But the bill is not expected to pass on this fast-track, and one of its co-sponsors, Democratic Senator Robert Menendez, has criticized McConnell for “hijacking” the bill and privileging political posturing over practicality. Menendez promised to withhold support for his own bill until at least March 24, at which point Iran and the P5+1 will be only days away from the deadline for a framework agreement that should set the stage for a final agreement at the end of June.

As a result, the Senate cannot be expected to acquire the 60 “yes” votes that would be necessary to override the expected presidential veto of this bill, according to Reuters. But that level of support may well be in place after March, depending on the details of the framework agreement. Most Republicans and many Democrats have long advocated for a harder stance on Iran policy than President Obama has been pursuing. Some have advocated for stronger sanctions to bring Iran into agreement with a better deal and some have explicitly expressed support for the threat of military strikes against Iran’s nuclear facilities.

As it stands, the Obama administration claims that military force is still on the table, and the Jerusalem Post quotes Secretary of State spokesperson Marie Harf as saying, “If there is noncompliance of any kind… we reserve every option to act at that point. All options remain on the table.”

But some of the administration’s opponents do not take these claims seriously, and it is not clear that that Iranian regime does either.
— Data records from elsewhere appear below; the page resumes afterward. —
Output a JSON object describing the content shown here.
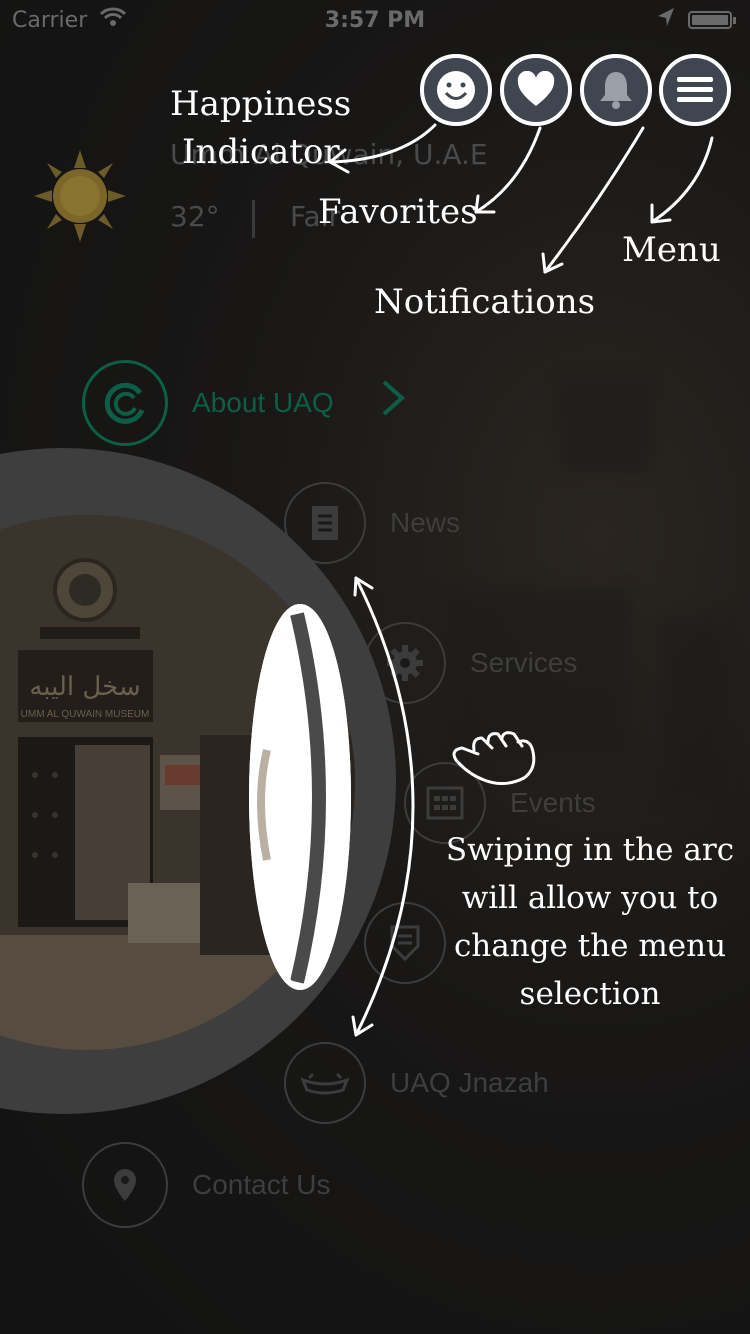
{
  "status_bar": {
    "carrier": "Carrier",
    "time": "3:57 PM"
  },
  "weather": {
    "location": "Umm Al Quwain, U.A.E",
    "temperature": "32°",
    "condition": "Fair"
  },
  "menu": {
    "items": [
      {
        "label": "About UAQ",
        "icon": "uaq-logo-icon",
        "active": true
      },
      {
        "label": "News",
        "icon": "document-icon"
      },
      {
        "label": "Services",
        "icon": "gear-icon"
      },
      {
        "label": "Events",
        "icon": "calendar-icon"
      },
      {
        "label": "",
        "icon": "shield-icon"
      },
      {
        "label": "UAQ Jnazah",
        "icon": "jnazah-icon"
      },
      {
        "label": "Contact Us",
        "icon": "location-pin-icon"
      }
    ]
  },
  "photo": {
    "sign_text": "UMM AL QUWAIN MUSEUM"
  },
  "annotations": {
    "happiness_line1": "Happiness",
    "happiness_line2": "Indicator",
    "favorites": "Favorites",
    "notifications": "Notifications",
    "menu": "Menu",
    "swipe_1": "Swiping in the arc",
    "swipe_2": "will allow you to",
    "swipe_3": "change the menu",
    "swipe_4": "selection"
  },
  "colors": {
    "accent": "#0c5f46",
    "button_bg": "#3f4650",
    "annotation": "#ffffff"
  }
}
Last month, Basij commander Mohammad Reza Naghdi told the Iranian press that the United States appeared to be “begging us for a deal on the negotiation table,” and similar sentiments have been expressed by other Iranian officials, suggesting that they believe their leverage outweighs that of the United States.

Dismissal of the military threat also relates to the perception that the Obama administration is pursuing broader rapprochement with Iran and is seeking to work with it against threats that the US president perceives to be more serious, chiefly the Islamic State of Iraq and the Levant. As the Wall Street Journal pointed out on Wednesday, this broader outreach has been a growing source of concern for both Israel and the Arab countries of the Middle East, including traditional US allies.
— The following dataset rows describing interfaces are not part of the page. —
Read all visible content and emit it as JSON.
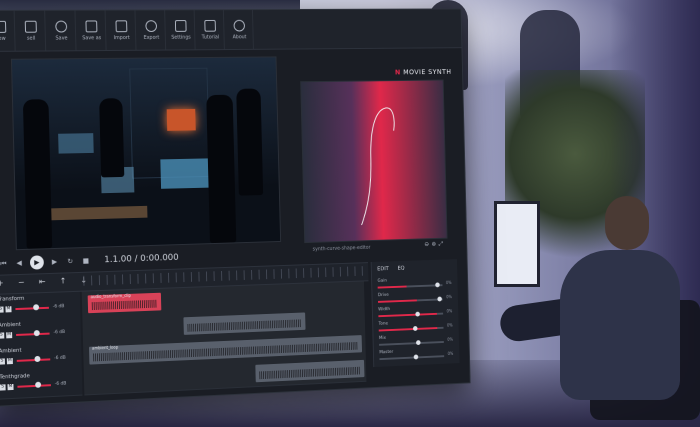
{
  "toolbar": {
    "items": [
      {
        "label": "new",
        "icon": "new-file-icon"
      },
      {
        "label": "sell",
        "icon": "tag-icon"
      },
      {
        "label": "Save",
        "icon": "save-icon"
      },
      {
        "label": "Save as",
        "icon": "save-as-icon"
      },
      {
        "label": "Import",
        "icon": "import-icon"
      },
      {
        "label": "Export",
        "icon": "export-icon"
      },
      {
        "label": "Settings",
        "icon": "gear-icon"
      },
      {
        "label": "Tutorial",
        "icon": "book-icon"
      },
      {
        "label": "About",
        "icon": "info-icon"
      }
    ]
  },
  "brand": {
    "logo_mark": "N",
    "name": "MOVIE SYNTH"
  },
  "graph": {
    "caption": "synth-curve-shape-editor",
    "icons": [
      "zoom-out-icon",
      "zoom-in-icon",
      "fit-icon"
    ]
  },
  "transport": {
    "timecode": "1.1.00 / 0:00.000"
  },
  "timeline": {
    "tools": "+ − ⇤ ↑ ↓"
  },
  "tracks": [
    {
      "name": "Transform",
      "db": "-6 dB",
      "clips": [
        {
          "label": "audio_transform_clip",
          "style": "red"
        }
      ]
    },
    {
      "name": "Ambient",
      "db": "-6 dB",
      "clips": [
        {
          "label": "",
          "style": "grey"
        }
      ]
    },
    {
      "name": "Ambient",
      "db": "-6 dB",
      "clips": [
        {
          "label": "ambient_loop",
          "style": "grey"
        }
      ]
    },
    {
      "name": "Tenthgrade",
      "db": "-6 dB",
      "clips": [
        {
          "label": "",
          "style": "grey"
        }
      ]
    }
  ],
  "mixer": {
    "tabs": [
      "EDIT",
      "EQ"
    ],
    "rows": [
      {
        "name": "Gain",
        "value": "0%",
        "level": 0.45,
        "knob": 0.92
      },
      {
        "name": "Drive",
        "value": "0%",
        "level": 0.6,
        "knob": 0.95
      },
      {
        "name": "Width",
        "value": "0%",
        "level": 0.9,
        "knob": 0.6
      },
      {
        "name": "Tone",
        "value": "0%",
        "level": 0.9,
        "knob": 0.55
      },
      {
        "name": "Mix",
        "value": "0%",
        "level": 0.0,
        "knob": 0.6
      },
      {
        "name": "Master",
        "value": "0%",
        "level": 0.0,
        "knob": 0.55
      }
    ]
  },
  "colors": {
    "accent": "#e0284a",
    "panel": "#1a1d24"
  }
}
In each case, these governments disagree with Obama about the superiority of the ISIL threat, and, in the words of the Wall Street Journal, “interpret any American opening to Iran, and any relaxation of the economic sanctions that have hobbled Iran’s ability to project power, as succor to the enemy.”

Consequently, Arab displeasure over the prospective nuclear deal is reportedly as serious as that expressed by Israeli Prime Minister Benjamin Netanyahu in his speech to the US Congress on Tuesday. This is something that Secretary of State John Kerry attempted to address by visiting Saudi Arabia on Wednesday and outlining how the Obama administration feels a nuclear deal will be in the interest of Middle Eastern Arabs.

But if this strategy fails, it is likely that pressure from the US’s Arab allies will further motivate the US Congress to counteract the Obama administration’s outreach, even if the administration does not personally decide to reevaluate its regional strategies. Middle Eastern governments can be expected to take action of their own, as well, if they can do so without experiencing reprisal from the US. Last week it was reported that Saudi Arabia had signaled willingness to allow Israel to utilize its airspace in the event that a strike on Iran’s nuclear facilities was deemed necessary.

This was only one indication of potential Arab-Israeli cooperation on this issue. The Tower reported on Wednesday that Arab media had expressed remarkable support for Prime Minister Netanyahu following his speech on Tuesday, with the Saudi daily Al-Jazira saying, “I believe that Netanyahu’s conduct will serve our interests, the people of the Gulf.”

It is possible in the coming weeks that congressional action will be able to override the Obama administration’s current Iran policy, but if this does not happen it is also possible that there will be an even greater break between the US and some of its allies, chiefly Israel. The stance of non-Middle Eastern powers is not clear across the board, but Canada’s The Star assessed the situation on Wednesday and determined that although America’s geographically and culturally closest ally has been trying to remain on the fence, the conservative government of Prime Minister Stephen Harper would ultimately side with Israel if forced to make a choice.

Depending upon the breakdown of allegiances among other countries, the ongoing discord may open up the possibility for coordinated, multinational action against Iran’s nuclear program even without the participation of the United States.